**How to complete this task**
Return all of the data exactly, omitting any images.

**Provided data**

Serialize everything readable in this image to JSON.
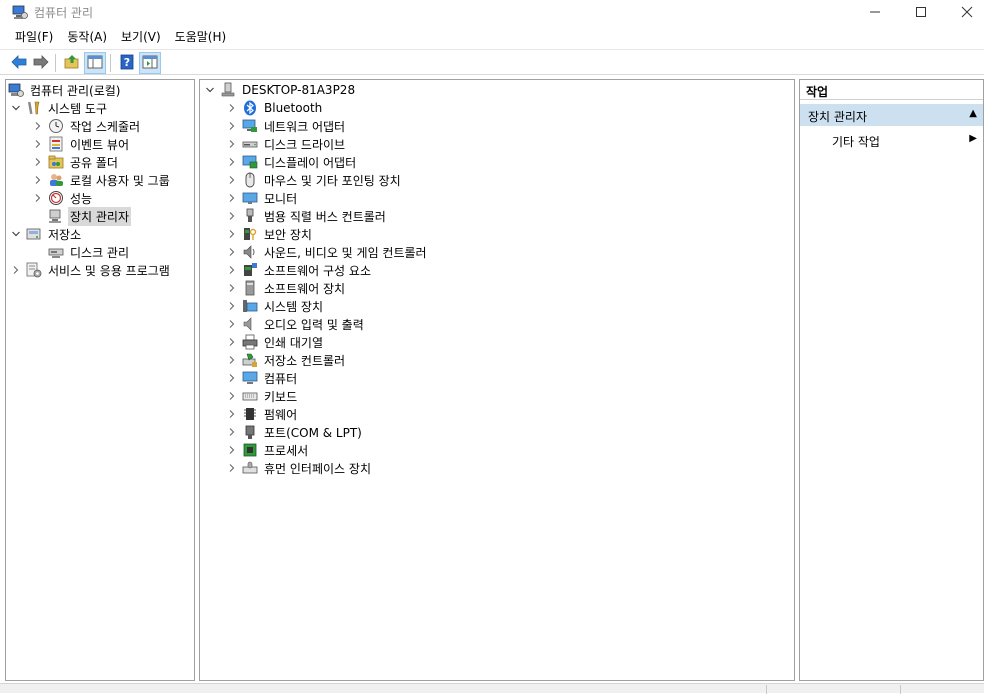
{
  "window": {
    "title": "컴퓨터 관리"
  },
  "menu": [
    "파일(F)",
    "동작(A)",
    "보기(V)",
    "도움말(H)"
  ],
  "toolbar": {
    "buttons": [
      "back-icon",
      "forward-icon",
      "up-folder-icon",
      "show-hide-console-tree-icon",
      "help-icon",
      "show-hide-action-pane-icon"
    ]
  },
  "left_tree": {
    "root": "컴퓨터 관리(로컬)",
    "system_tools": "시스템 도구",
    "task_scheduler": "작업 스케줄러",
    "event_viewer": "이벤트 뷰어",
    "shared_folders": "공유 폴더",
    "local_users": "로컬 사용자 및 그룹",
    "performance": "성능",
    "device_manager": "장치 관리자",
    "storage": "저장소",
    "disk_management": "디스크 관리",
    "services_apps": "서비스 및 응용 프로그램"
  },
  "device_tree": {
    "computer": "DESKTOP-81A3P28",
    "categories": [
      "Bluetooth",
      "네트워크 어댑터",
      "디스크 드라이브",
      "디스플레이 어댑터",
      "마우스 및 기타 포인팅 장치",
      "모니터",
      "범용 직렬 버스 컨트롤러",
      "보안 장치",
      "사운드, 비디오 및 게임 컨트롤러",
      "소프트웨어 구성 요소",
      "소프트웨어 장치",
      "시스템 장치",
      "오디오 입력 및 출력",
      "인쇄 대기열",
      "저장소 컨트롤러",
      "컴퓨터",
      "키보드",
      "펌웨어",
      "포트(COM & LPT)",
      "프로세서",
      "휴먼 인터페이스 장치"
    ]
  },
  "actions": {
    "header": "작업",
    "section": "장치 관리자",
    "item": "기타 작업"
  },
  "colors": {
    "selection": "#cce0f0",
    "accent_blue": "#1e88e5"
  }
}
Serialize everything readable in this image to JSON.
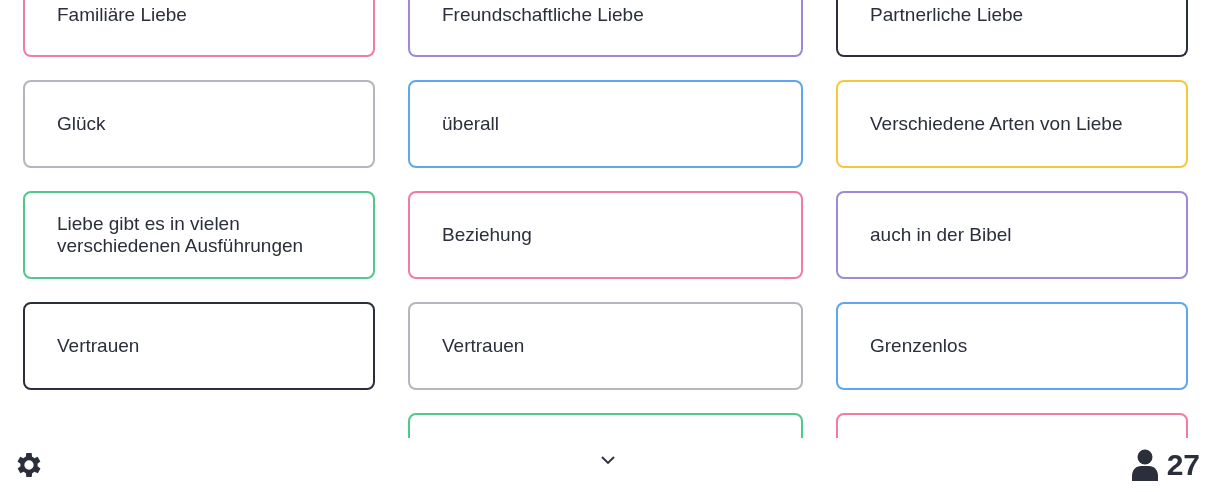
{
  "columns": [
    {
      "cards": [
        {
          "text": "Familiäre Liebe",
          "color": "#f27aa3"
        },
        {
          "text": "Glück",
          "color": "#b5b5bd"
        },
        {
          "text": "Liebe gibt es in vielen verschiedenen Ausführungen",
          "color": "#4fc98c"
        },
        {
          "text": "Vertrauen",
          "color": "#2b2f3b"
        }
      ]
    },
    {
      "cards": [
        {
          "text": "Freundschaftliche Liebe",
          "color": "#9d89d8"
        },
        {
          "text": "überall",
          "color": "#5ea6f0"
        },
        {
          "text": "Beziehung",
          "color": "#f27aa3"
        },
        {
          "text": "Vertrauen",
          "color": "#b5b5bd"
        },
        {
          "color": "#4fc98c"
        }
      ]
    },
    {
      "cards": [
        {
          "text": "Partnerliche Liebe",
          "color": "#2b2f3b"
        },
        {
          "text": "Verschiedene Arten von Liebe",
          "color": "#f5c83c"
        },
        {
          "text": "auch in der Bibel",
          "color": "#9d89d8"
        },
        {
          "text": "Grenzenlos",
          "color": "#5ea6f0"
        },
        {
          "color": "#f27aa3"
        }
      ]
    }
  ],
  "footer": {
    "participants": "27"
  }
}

**Output of the task**
Serialize everything readable in this image to JSON.
{
  "window": {
    "title": "컴퓨터 관리"
  },
  "menu": [
    "파일(F)",
    "동작(A)",
    "보기(V)",
    "도움말(H)"
  ],
  "toolbar": {
    "buttons": [
      "back-icon",
      "forward-icon",
      "up-folder-icon",
      "show-hide-console-tree-icon",
      "help-icon",
      "show-hide-action-pane-icon"
    ]
  },
  "left_tree": {
    "root": "컴퓨터 관리(로컬)",
    "system_tools": "시스템 도구",
    "task_scheduler": "작업 스케줄러",
    "event_viewer": "이벤트 뷰어",
    "shared_folders": "공유 폴더",
    "local_users": "로컬 사용자 및 그룹",
    "performance": "성능",
    "device_manager": "장치 관리자",
    "storage": "저장소",
    "disk_management": "디스크 관리",
    "services_apps": "서비스 및 응용 프로그램"
  },
  "device_tree": {
    "computer": "DESKTOP-81A3P28",
    "categories": [
      "Bluetooth",
      "네트워크 어댑터",
      "디스크 드라이브",
      "디스플레이 어댑터",
      "마우스 및 기타 포인팅 장치",
      "모니터",
      "범용 직렬 버스 컨트롤러",
      "보안 장치",
      "사운드, 비디오 및 게임 컨트롤러",
      "소프트웨어 구성 요소",
      "소프트웨어 장치",
      "시스템 장치",
      "오디오 입력 및 출력",
      "인쇄 대기열",
      "저장소 컨트롤러",
      "컴퓨터",
      "키보드",
      "펌웨어",
      "포트(COM & LPT)",
      "프로세서",
      "휴먼 인터페이스 장치"
    ]
  },
  "actions": {
    "header": "작업",
    "section": "장치 관리자",
    "item": "기타 작업"
  },
  "colors": {
    "selection": "#cce0f0",
    "accent_blue": "#1e88e5"
  }
}
Serialize everything readable in this image to JSON.
{
  "columns": [
    {
      "cards": [
        {
          "text": "Familiäre Liebe",
          "color": "#f27aa3"
        },
        {
          "text": "Glück",
          "color": "#b5b5bd"
        },
        {
          "text": "Liebe gibt es in vielen verschiedenen Ausführungen",
          "color": "#4fc98c"
        },
        {
          "text": "Vertrauen",
          "color": "#2b2f3b"
        }
      ]
    },
    {
      "cards": [
        {
          "text": "Freundschaftliche Liebe",
          "color": "#9d89d8"
        },
        {
          "text": "überall",
          "color": "#5ea6f0"
        },
        {
          "text": "Beziehung",
          "color": "#f27aa3"
        },
        {
          "text": "Vertrauen",
          "color": "#b5b5bd"
        },
        {
          "color": "#4fc98c"
        }
      ]
    },
    {
      "cards": [
        {
          "text": "Partnerliche Liebe",
          "color": "#2b2f3b"
        },
        {
          "text": "Verschiedene Arten von Liebe",
          "color": "#f5c83c"
        },
        {
          "text": "auch in der Bibel",
          "color": "#9d89d8"
        },
        {
          "text": "Grenzenlos",
          "color": "#5ea6f0"
        },
        {
          "color": "#f27aa3"
        }
      ]
    }
  ],
  "footer": {
    "participants": "27"
  }
}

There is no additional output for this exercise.